Saturday, July 28, 2012

If you could just go ahead and shut up about how NBC broadcasts the Olympics, that'd be great

     Opening ceremonies of the Summer Olympics in London.

There's been a fair bit of outrage on Twitter tonight regarding NBC's presentation of the opening ceremonies of the 2012 London Summer Olympics. Some of it is deserved, like the excessive commercial breaks that wouldn't be necessary if NBC didn't overpay for the television rights to these games again. Some if it is totally deserved - if Bob Costas and Matt Lauer did indeed spend the duration of Kazakhstan's entrance in the Parade of Nations talking about Borat (as Twitter tells me they did) then obviously that's not journalism and just very ignorant. That being said, allow me to offer a couple bullet point forms of defense.

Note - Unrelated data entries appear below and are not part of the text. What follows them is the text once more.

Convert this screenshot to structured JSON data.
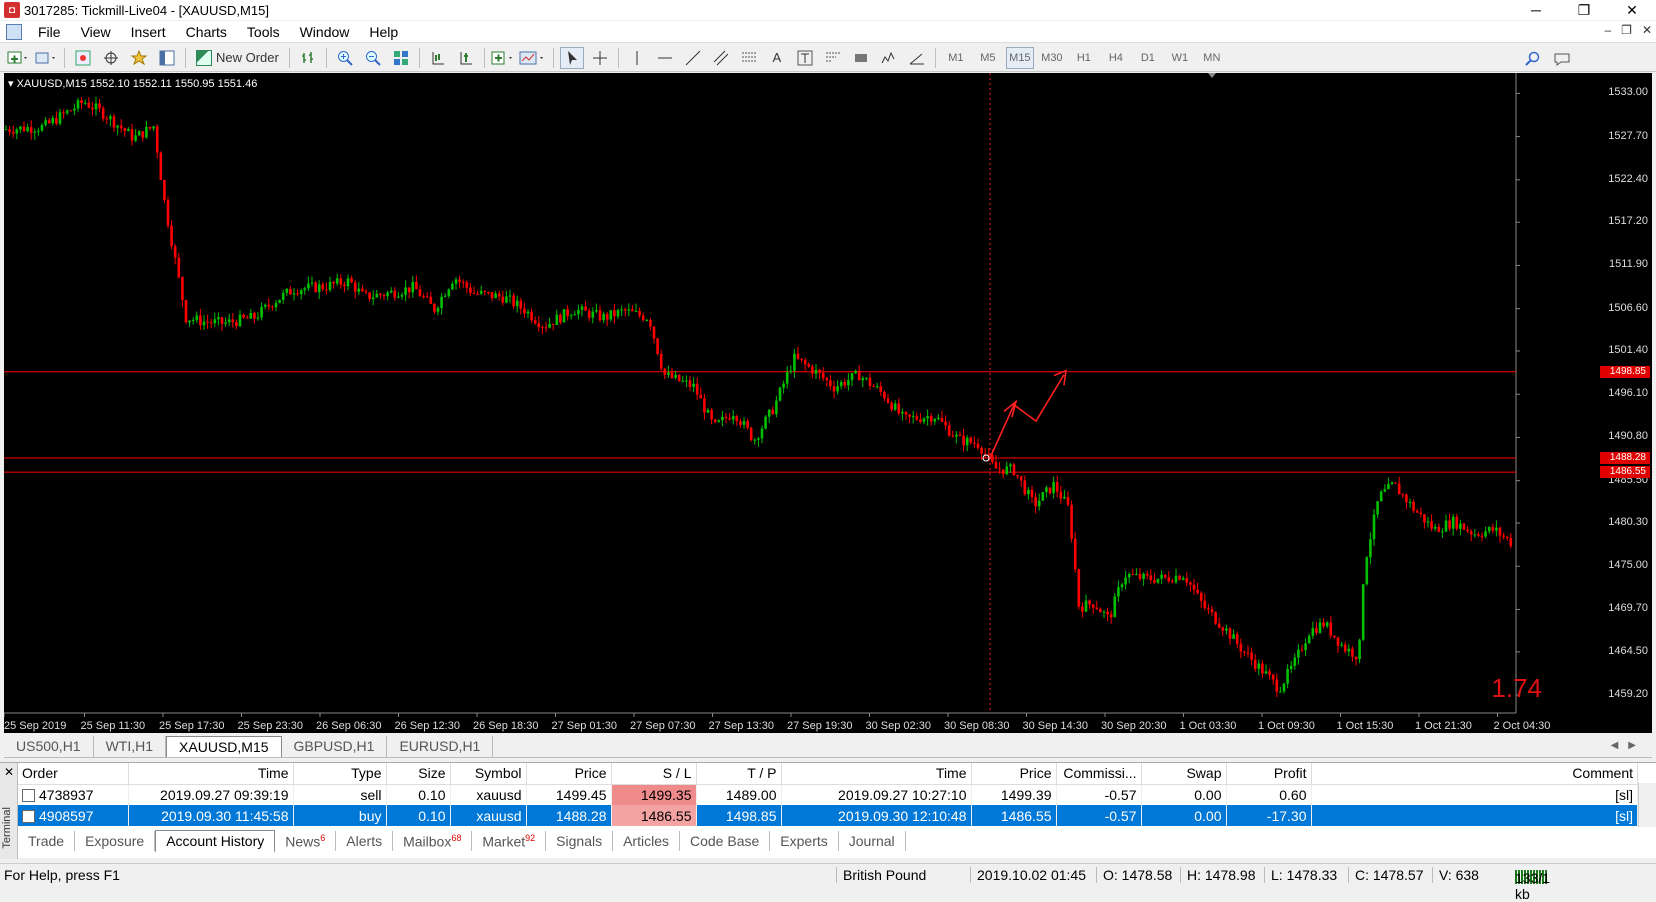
{
  "window": {
    "title": "3017285: Tickmill-Live04 - [XAUUSD,M15]",
    "controls": [
      "─",
      "❐",
      "✕"
    ]
  },
  "menu": {
    "items": [
      "File",
      "View",
      "Insert",
      "Charts",
      "Tools",
      "Window",
      "Help"
    ],
    "mdi_controls": [
      "–",
      "❐",
      "✕"
    ]
  },
  "toolbar": {
    "new_order_label": "New Order",
    "text_tool": "A",
    "timeframes": [
      "M1",
      "M5",
      "M15",
      "M30",
      "H1",
      "H4",
      "D1",
      "W1",
      "MN"
    ],
    "active_timeframe": "M15"
  },
  "chart": {
    "header": "XAUUSD,M15  1552.10 1552.11 1550.95 1551.46",
    "big_label": "1.74",
    "price_ticks": [
      "1533.00",
      "1527.70",
      "1522.40",
      "1517.20",
      "1511.90",
      "1506.60",
      "1501.40",
      "1496.10",
      "1490.80",
      "1485.50",
      "1480.30",
      "1475.00",
      "1469.70",
      "1464.50",
      "1459.20"
    ],
    "price_tags": [
      "1498.85",
      "1488.28",
      "1486.55"
    ],
    "time_ticks": [
      "25 Sep 2019",
      "25 Sep 11:30",
      "25 Sep 17:30",
      "25 Sep 23:30",
      "26 Sep 06:30",
      "26 Sep 12:30",
      "26 Sep 18:30",
      "27 Sep 01:30",
      "27 Sep 07:30",
      "27 Sep 13:30",
      "27 Sep 19:30",
      "30 Sep 02:30",
      "30 Sep 08:30",
      "30 Sep 14:30",
      "30 Sep 20:30",
      "1 Oct 03:30",
      "1 Oct 09:30",
      "1 Oct 15:30",
      "1 Oct 21:30",
      "2 Oct 04:30"
    ],
    "colors": {
      "bull": "#00c000",
      "bear": "#ff0000",
      "level": "#ff0000",
      "background": "#000000"
    }
  },
  "chart_tabs": {
    "items": [
      "US500,H1",
      "WTI,H1",
      "XAUUSD,M15",
      "GBPUSD,H1",
      "EURUSD,H1"
    ],
    "active": "XAUUSD,M15"
  },
  "terminal": {
    "side_label": "Terminal",
    "columns": [
      "Order",
      "Time",
      "Type",
      "Size",
      "Symbol",
      "Price",
      "S / L",
      "T / P",
      "Time",
      "Price",
      "Commissi...",
      "Swap",
      "Profit",
      "Comment"
    ],
    "rows": [
      [
        "4738937",
        "2019.09.27 09:39:19",
        "sell",
        "0.10",
        "xauusd",
        "1499.45",
        "1499.35",
        "1489.00",
        "2019.09.27 10:27:10",
        "1499.39",
        "-0.57",
        "0.00",
        "0.60",
        "[sl]"
      ],
      [
        "4908597",
        "2019.09.30 11:45:58",
        "buy",
        "0.10",
        "xauusd",
        "1488.28",
        "1486.55",
        "1498.85",
        "2019.09.30 12:10:48",
        "1486.55",
        "-0.57",
        "0.00",
        "-17.30",
        "[sl]"
      ]
    ],
    "tabs": [
      "Trade",
      "Exposure",
      "Account History",
      "News",
      "Alerts",
      "Mailbox",
      "Market",
      "Signals",
      "Articles",
      "Code Base",
      "Experts",
      "Journal"
    ],
    "badges": {
      "News": "6",
      "Mailbox": "68",
      "Market": "92"
    },
    "active_tab": "Account History"
  },
  "status": {
    "help": "For Help, press F1",
    "profile": "British Pound",
    "datetime": "2019.10.02 01:45",
    "open": "O: 1478.58",
    "high": "H: 1478.98",
    "low": "L: 1478.33",
    "close": "C: 1478.57",
    "volume": "V: 638",
    "traffic": "133/1 kb"
  }
}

- Tape delay: There are pros and cons here. You have to keep in mind both that a) there is a 5 hour time difference between London and the east coast of the United States, and b) NBC is still a television network that makes most of its money broadcasting in primetime. The argument that social media has killed the tape delay is only half right. Sure, CBS should continue to be nailed for tape delaying the Grammys every year on the West Coast considering they air on a Sunday and are produced in Los Angeles; but NBC should not be nailed for airing this event in primetime because fun fact: the majority of Americans were working today, a Friday, at 4:00pm eastern time and would have no way of seeing this event live. That's not to say that one of NBC's cable channels, like USA, couldn't have aired this live instead of the three reruns of "Law and Order: Special Victims Unit" that it aired during those hours instead. That's because it's much easier for them to do that than for NBC to clear three hours from every one of their affiliates to air the opening ceremonies live. An event this big is going to be talked about, even if it's three hours later than when it actually happened. The West Coast tape delay of the opening ceremonies are proving that right now. NBC Sports is another contended to air this event live, but at the time they were already showing Olympic coverage in the form of men's soccer.

- America, ra-ra-ra: Please stop. America is far from the only nation to do this. If you watched CTV's coverage in Canada as I did, then you must remember watching Brian Williams and Lisa LaFlamme babble over footage of Canadian athletes walking through the entire stadium as between five and ten countries behind them were ignored entirely. The countries with the biggest teams, like Australia, Canada, and the U.S. among others, will usually have commercials aired over them because nobody wants to watch 200+ person teams walk through the stadium as the commentators have run out of things to read from the notes they printed off Wikipedia. The Olympics are extremely political, so it's kind of pointless to complain when more coverage is given to a team of hundreds than to a team of 4. Also, coverage will always vary by country because they're trying to try to offer you a take on the games from your own nationality. Because of the primetime tape delay NBC uses, they get complaints about their coverage focusing too much on the American team. Umm...what? They have three primetime hours to sum up the day's highlights, and the people who watch the games in that format want to hear first and foremost about the American team. Canadian television operates on a different model and because of that, coverage will be ongoing all throughout the day on the main CTV network and can therefore more easily cover a broader scope of nations that will otherwise be ignored. Don't blame NBC - this would happen on any major American network. It's just the biz, folks.